■ **What you are asked to do**:
If a record below holds a picture, drop the picture and restate everything else word for word.

■ **Available data**:
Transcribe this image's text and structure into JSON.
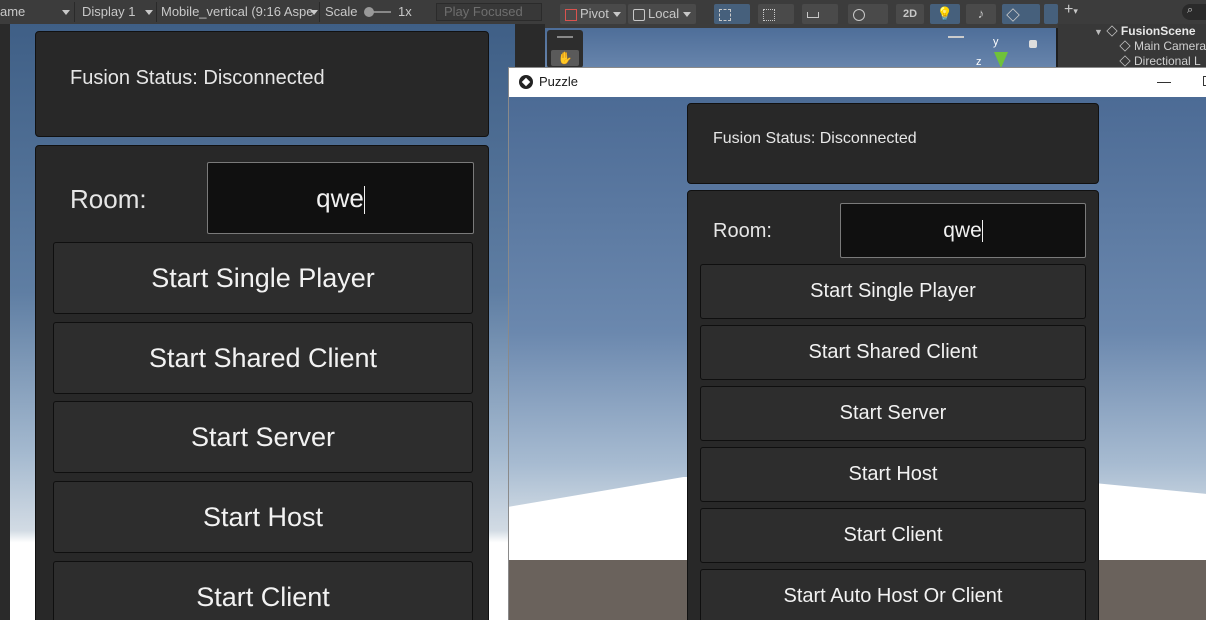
{
  "game_toolbar": {
    "game_tab_label": "ame",
    "display": "Display 1",
    "aspect": "Mobile_vertical (9:16 Aspe",
    "scale_label": "Scale",
    "scale_value": "1x",
    "play_mode": "Play Focused"
  },
  "scene_toolbar": {
    "pivot": "Pivot",
    "space": "Local",
    "mode_2d": "2D",
    "gizmo_axis_y": "y",
    "gizmo_axis_z": "z"
  },
  "hierarchy": {
    "add_label": "+",
    "scene": "FusionScene",
    "items": [
      "Main Camera",
      "Directional L"
    ]
  },
  "left_ui": {
    "status": "Fusion Status: Disconnected",
    "room_label": "Room:",
    "room_value": "qwe",
    "buttons": [
      "Start Single Player",
      "Start Shared Client",
      "Start Server",
      "Start Host",
      "Start Client"
    ]
  },
  "puzzle_window": {
    "title": "Puzzle",
    "minimize": "—",
    "status": "Fusion Status: Disconnected",
    "room_label": "Room:",
    "room_value": "qwe",
    "buttons": [
      "Start Single Player",
      "Start Shared Client",
      "Start Server",
      "Start Host",
      "Start Client",
      "Start Auto Host Or Client"
    ]
  },
  "colors": {
    "panel_bg": "#282828",
    "button_bg": "#2d2d2d",
    "input_bg": "#101010",
    "editor_toolbar": "#3c3c3c",
    "sky_top": "#3f5f86"
  }
}
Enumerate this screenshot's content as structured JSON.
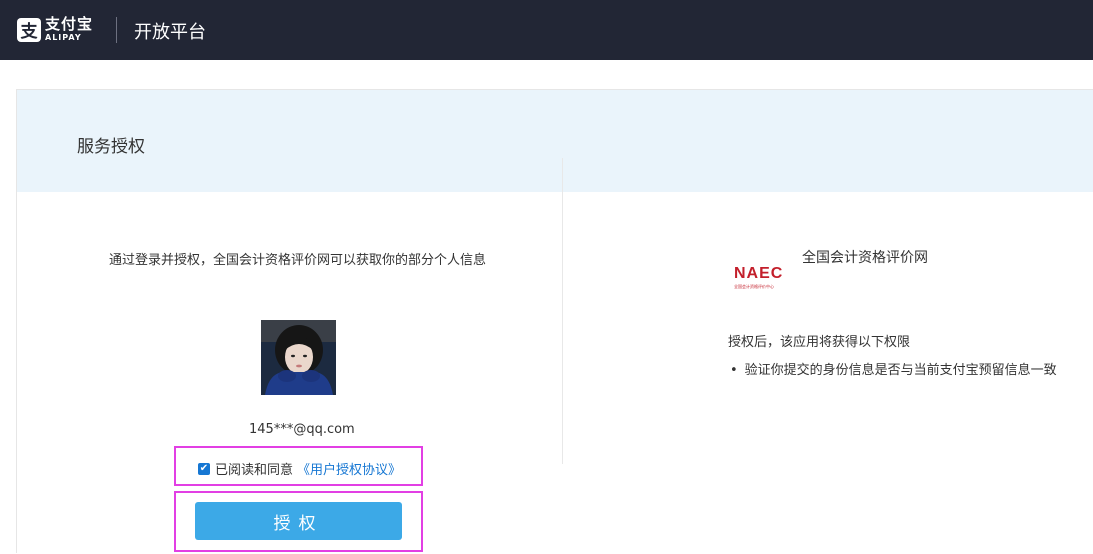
{
  "header": {
    "logo_icon": "alipay-icon",
    "logo_glyph": "支",
    "logo_zh": "支付宝",
    "logo_en": "ALIPAY",
    "platform": "开放平台"
  },
  "banner": {
    "title": "服务授权"
  },
  "left": {
    "intro": "通过登录并授权，全国会计资格评价网可以获取你的部分个人信息",
    "email": "145***@qq.com",
    "agree_text": "已阅读和同意",
    "agree_link": "《用户授权协议》",
    "checkbox_checked": true,
    "authorize_label": "授权"
  },
  "right": {
    "app_name": "全国会计资格评价网",
    "logo_text": "NAEC",
    "logo_subtext": "全国会计资格评价中心",
    "perm_title": "授权后，该应用将获得以下权限",
    "permissions": [
      "验证你提交的身份信息是否与当前支付宝预留信息一致"
    ]
  },
  "colors": {
    "topbar": "#222635",
    "banner": "#eaf4fb",
    "button": "#3ca9e7",
    "link": "#1677d3",
    "highlight": "#e23fe4"
  }
}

■ **The answer**:
Transcribe this image's text and structure into JSON.
{
  "game_toolbar": {
    "game_tab_label": "ame",
    "display": "Display 1",
    "aspect": "Mobile_vertical (9:16 Aspe",
    "scale_label": "Scale",
    "scale_value": "1x",
    "play_mode": "Play Focused"
  },
  "scene_toolbar": {
    "pivot": "Pivot",
    "space": "Local",
    "mode_2d": "2D",
    "gizmo_axis_y": "y",
    "gizmo_axis_z": "z"
  },
  "hierarchy": {
    "add_label": "+",
    "scene": "FusionScene",
    "items": [
      "Main Camera",
      "Directional L"
    ]
  },
  "left_ui": {
    "status": "Fusion Status: Disconnected",
    "room_label": "Room:",
    "room_value": "qwe",
    "buttons": [
      "Start Single Player",
      "Start Shared Client",
      "Start Server",
      "Start Host",
      "Start Client"
    ]
  },
  "puzzle_window": {
    "title": "Puzzle",
    "minimize": "—",
    "status": "Fusion Status: Disconnected",
    "room_label": "Room:",
    "room_value": "qwe",
    "buttons": [
      "Start Single Player",
      "Start Shared Client",
      "Start Server",
      "Start Host",
      "Start Client",
      "Start Auto Host Or Client"
    ]
  },
  "colors": {
    "panel_bg": "#282828",
    "button_bg": "#2d2d2d",
    "input_bg": "#101010",
    "editor_toolbar": "#3c3c3c",
    "sky_top": "#3f5f86"
  }
}
Enumerate this screenshot's content as structured JSON.
{
  "header": {
    "logo_icon": "alipay-icon",
    "logo_glyph": "支",
    "logo_zh": "支付宝",
    "logo_en": "ALIPAY",
    "platform": "开放平台"
  },
  "banner": {
    "title": "服务授权"
  },
  "left": {
    "intro": "通过登录并授权，全国会计资格评价网可以获取你的部分个人信息",
    "email": "145***@qq.com",
    "agree_text": "已阅读和同意",
    "agree_link": "《用户授权协议》",
    "checkbox_checked": true,
    "authorize_label": "授权"
  },
  "right": {
    "app_name": "全国会计资格评价网",
    "logo_text": "NAEC",
    "logo_subtext": "全国会计资格评价中心",
    "perm_title": "授权后，该应用将获得以下权限",
    "permissions": [
      "验证你提交的身份信息是否与当前支付宝预留信息一致"
    ]
  },
  "colors": {
    "topbar": "#222635",
    "banner": "#eaf4fb",
    "button": "#3ca9e7",
    "link": "#1677d3",
    "highlight": "#e23fe4"
  }
}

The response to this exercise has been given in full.